* Your task
Images are not part of the copy; write out the rest of the data exactly as given.

Top of Provided material

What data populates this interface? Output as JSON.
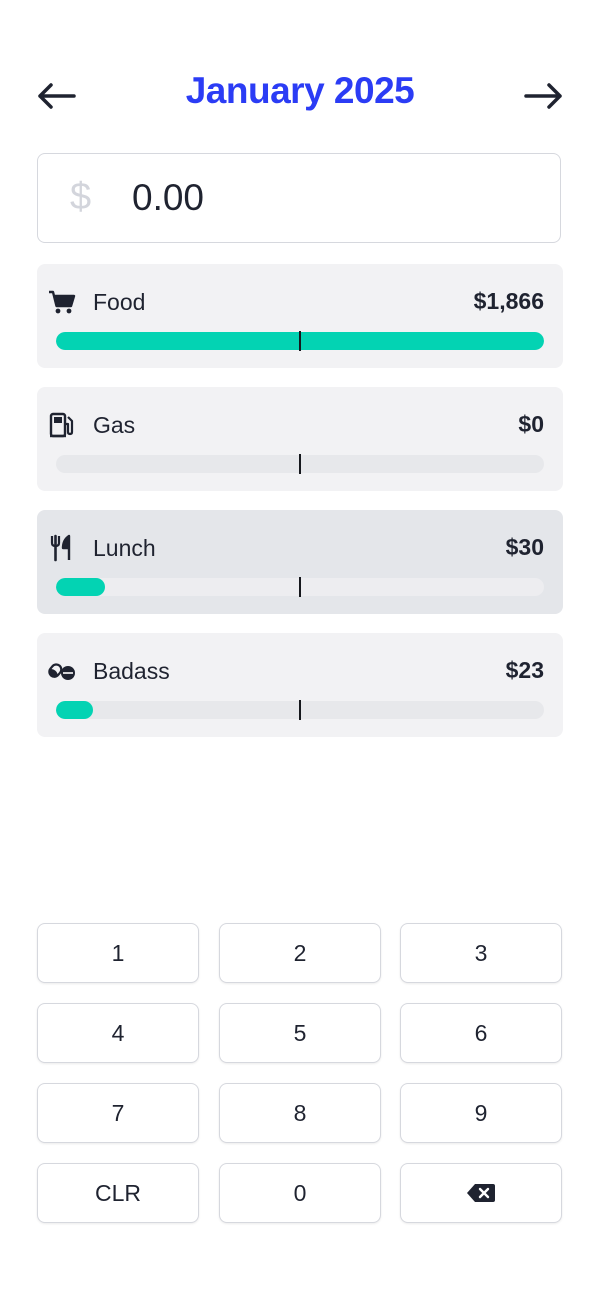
{
  "header": {
    "month_title": "January 2025",
    "prev_icon": "arrow-left-icon",
    "next_icon": "arrow-right-icon",
    "accent_color": "#2b3cf5"
  },
  "amount_input": {
    "currency_symbol": "$",
    "value": "0.00"
  },
  "categories": [
    {
      "name": "Food",
      "amount": "$1,866",
      "icon": "shopping-cart-icon",
      "progress": 1.0,
      "selected": false
    },
    {
      "name": "Gas",
      "amount": "$0",
      "icon": "gas-pump-icon",
      "progress": 0.0,
      "selected": false
    },
    {
      "name": "Lunch",
      "amount": "$30",
      "icon": "utensils-icon",
      "progress": 0.1,
      "selected": true
    },
    {
      "name": "Badass",
      "amount": "$23",
      "icon": "pills-icon",
      "progress": 0.075,
      "selected": false
    }
  ],
  "progress_color": "#03d3b3",
  "keypad": {
    "keys": [
      "1",
      "2",
      "3",
      "4",
      "5",
      "6",
      "7",
      "8",
      "9",
      "CLR",
      "0"
    ],
    "backspace_icon": "backspace-icon"
  }
}
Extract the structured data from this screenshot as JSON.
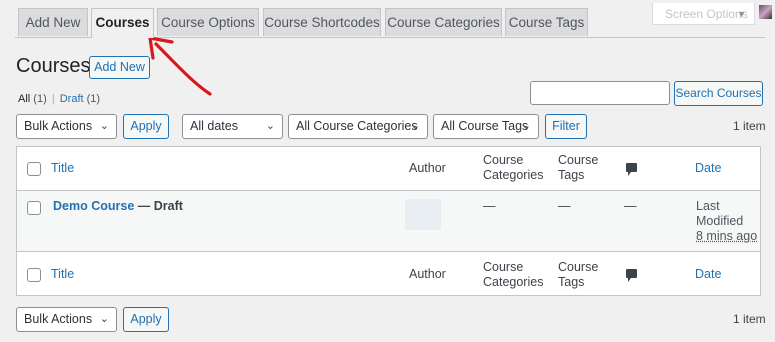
{
  "tabs": [
    "Add New",
    "Courses",
    "Course Options",
    "Course Shortcodes",
    "Course Categories",
    "Course Tags"
  ],
  "screen_options": "Screen Options",
  "page_title": "Courses",
  "add_new": "Add New",
  "filters": {
    "all": "All",
    "all_count": "(1)",
    "separator": "|",
    "draft": "Draft",
    "draft_count": "(1)"
  },
  "search": {
    "value": "",
    "button": "Search Courses"
  },
  "top_nav": {
    "bulk_actions": "Bulk Actions",
    "apply": "Apply",
    "dates": "All dates",
    "categories": "All Course Categories",
    "tags": "All Course Tags",
    "filter": "Filter",
    "count": "1 item"
  },
  "columns": {
    "title": "Title",
    "author": "Author",
    "categories_1": "Course",
    "categories_2": "Categories",
    "tags_1": "Course",
    "tags_2": "Tags",
    "date": "Date"
  },
  "row": {
    "title": "Demo Course",
    "state": " — Draft",
    "categories": "—",
    "tags": "—",
    "comments": "—",
    "date_1": "Last",
    "date_2": "Modified",
    "date_3": "8 mins ago"
  },
  "bottom_nav": {
    "bulk_actions": "Bulk Actions",
    "apply": "Apply",
    "count": "1 item"
  },
  "colors": {
    "link": "#2271b1",
    "annotation_arrow": "#d41a1a"
  }
}
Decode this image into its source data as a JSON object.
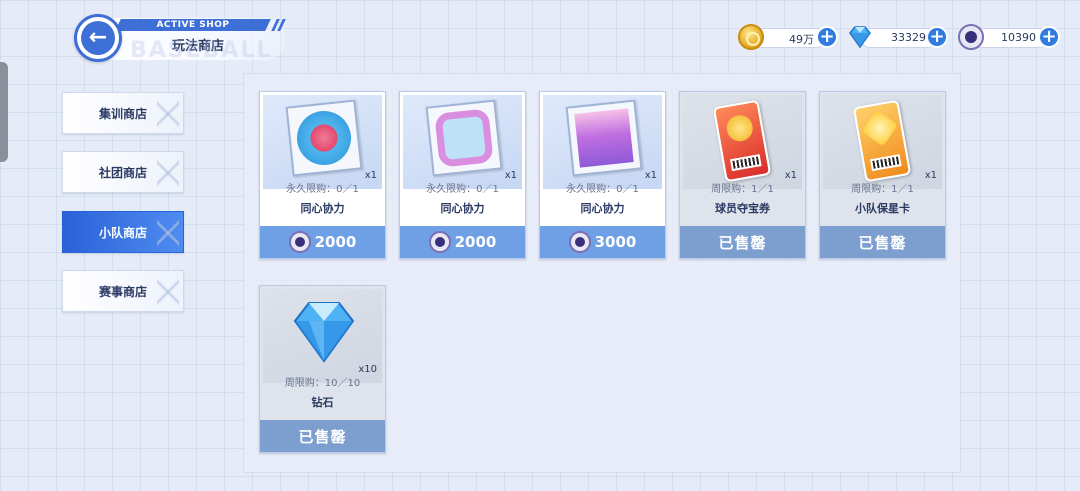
{
  "header": {
    "tag": "ACTIVE SHOP",
    "title": "玩法商店",
    "watermark": "BASEBALL"
  },
  "currencies": [
    {
      "icon": "gold-coin-icon",
      "value": "49万"
    },
    {
      "icon": "diamond-icon",
      "value": "33329"
    },
    {
      "icon": "team-token-icon",
      "value": "10390"
    }
  ],
  "tabs": [
    {
      "label": "集训商店",
      "active": false
    },
    {
      "label": "社团商店",
      "active": false
    },
    {
      "label": "小队商店",
      "active": true
    },
    {
      "label": "赛事商店",
      "active": false
    }
  ],
  "items": [
    {
      "name": "同心协力",
      "limit": "永久限购：0／1",
      "qty": "x1",
      "price": "2000",
      "sold": false,
      "art": "red-envelope-frame"
    },
    {
      "name": "同心协力",
      "limit": "永久限购：0／1",
      "qty": "x1",
      "price": "2000",
      "sold": false,
      "art": "floral-frame"
    },
    {
      "name": "同心协力",
      "limit": "永久限购：0／1",
      "qty": "x1",
      "price": "3000",
      "sold": false,
      "art": "stage-frame"
    },
    {
      "name": "球员夺宝券",
      "limit": "周限购：1／1",
      "qty": "x1",
      "price": "已售罄",
      "sold": true,
      "art": "red-ticket"
    },
    {
      "name": "小队保星卡",
      "limit": "周限购：1／1",
      "qty": "x1",
      "price": "已售罄",
      "sold": true,
      "art": "orange-star-ticket"
    },
    {
      "name": "钻石",
      "limit": "周限购：10／10",
      "qty": "x10",
      "price": "已售罄",
      "sold": true,
      "art": "diamond"
    }
  ],
  "colors": {
    "accent": "#3d6fd6",
    "price_bar": "#6f9fe4",
    "sold_bar": "#7d9fcf"
  }
}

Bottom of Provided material

* Answer to this exercise
What data populates this interface? Output as JSON.
{
  "header": {
    "month_title": "January 2025",
    "prev_icon": "arrow-left-icon",
    "next_icon": "arrow-right-icon",
    "accent_color": "#2b3cf5"
  },
  "amount_input": {
    "currency_symbol": "$",
    "value": "0.00"
  },
  "categories": [
    {
      "name": "Food",
      "amount": "$1,866",
      "icon": "shopping-cart-icon",
      "progress": 1.0,
      "selected": false
    },
    {
      "name": "Gas",
      "amount": "$0",
      "icon": "gas-pump-icon",
      "progress": 0.0,
      "selected": false
    },
    {
      "name": "Lunch",
      "amount": "$30",
      "icon": "utensils-icon",
      "progress": 0.1,
      "selected": true
    },
    {
      "name": "Badass",
      "amount": "$23",
      "icon": "pills-icon",
      "progress": 0.075,
      "selected": false
    }
  ],
  "progress_color": "#03d3b3",
  "keypad": {
    "keys": [
      "1",
      "2",
      "3",
      "4",
      "5",
      "6",
      "7",
      "8",
      "9",
      "CLR",
      "0"
    ],
    "backspace_icon": "backspace-icon"
  }
}
Extract the structured data from this screenshot as JSON.
{
  "tabs": [
    "Add New",
    "Courses",
    "Course Options",
    "Course Shortcodes",
    "Course Categories",
    "Course Tags"
  ],
  "screen_options": "Screen Options",
  "page_title": "Courses",
  "add_new": "Add New",
  "filters": {
    "all": "All",
    "all_count": "(1)",
    "separator": "|",
    "draft": "Draft",
    "draft_count": "(1)"
  },
  "search": {
    "value": "",
    "button": "Search Courses"
  },
  "top_nav": {
    "bulk_actions": "Bulk Actions",
    "apply": "Apply",
    "dates": "All dates",
    "categories": "All Course Categories",
    "tags": "All Course Tags",
    "filter": "Filter",
    "count": "1 item"
  },
  "columns": {
    "title": "Title",
    "author": "Author",
    "categories_1": "Course",
    "categories_2": "Categories",
    "tags_1": "Course",
    "tags_2": "Tags",
    "date": "Date"
  },
  "row": {
    "title": "Demo Course",
    "state": " — Draft",
    "categories": "—",
    "tags": "—",
    "comments": "—",
    "date_1": "Last",
    "date_2": "Modified",
    "date_3": "8 mins ago"
  },
  "bottom_nav": {
    "bulk_actions": "Bulk Actions",
    "apply": "Apply",
    "count": "1 item"
  },
  "colors": {
    "link": "#2271b1",
    "annotation_arrow": "#d41a1a"
  }
}
Decode this image into its source data as a JSON object.
{
  "header": {
    "tag": "ACTIVE SHOP",
    "title": "玩法商店",
    "watermark": "BASEBALL"
  },
  "currencies": [
    {
      "icon": "gold-coin-icon",
      "value": "49万"
    },
    {
      "icon": "diamond-icon",
      "value": "33329"
    },
    {
      "icon": "team-token-icon",
      "value": "10390"
    }
  ],
  "tabs": [
    {
      "label": "集训商店",
      "active": false
    },
    {
      "label": "社团商店",
      "active": false
    },
    {
      "label": "小队商店",
      "active": true
    },
    {
      "label": "赛事商店",
      "active": false
    }
  ],
  "items": [
    {
      "name": "同心协力",
      "limit": "永久限购：0／1",
      "qty": "x1",
      "price": "2000",
      "sold": false,
      "art": "red-envelope-frame"
    },
    {
      "name": "同心协力",
      "limit": "永久限购：0／1",
      "qty": "x1",
      "price": "2000",
      "sold": false,
      "art": "floral-frame"
    },
    {
      "name": "同心协力",
      "limit": "永久限购：0／1",
      "qty": "x1",
      "price": "3000",
      "sold": false,
      "art": "stage-frame"
    },
    {
      "name": "球员夺宝券",
      "limit": "周限购：1／1",
      "qty": "x1",
      "price": "已售罄",
      "sold": true,
      "art": "red-ticket"
    },
    {
      "name": "小队保星卡",
      "limit": "周限购：1／1",
      "qty": "x1",
      "price": "已售罄",
      "sold": true,
      "art": "orange-star-ticket"
    },
    {
      "name": "钻石",
      "limit": "周限购：10／10",
      "qty": "x10",
      "price": "已售罄",
      "sold": true,
      "art": "diamond"
    }
  ],
  "colors": {
    "accent": "#3d6fd6",
    "price_bar": "#6f9fe4",
    "sold_bar": "#7d9fcf"
  }
}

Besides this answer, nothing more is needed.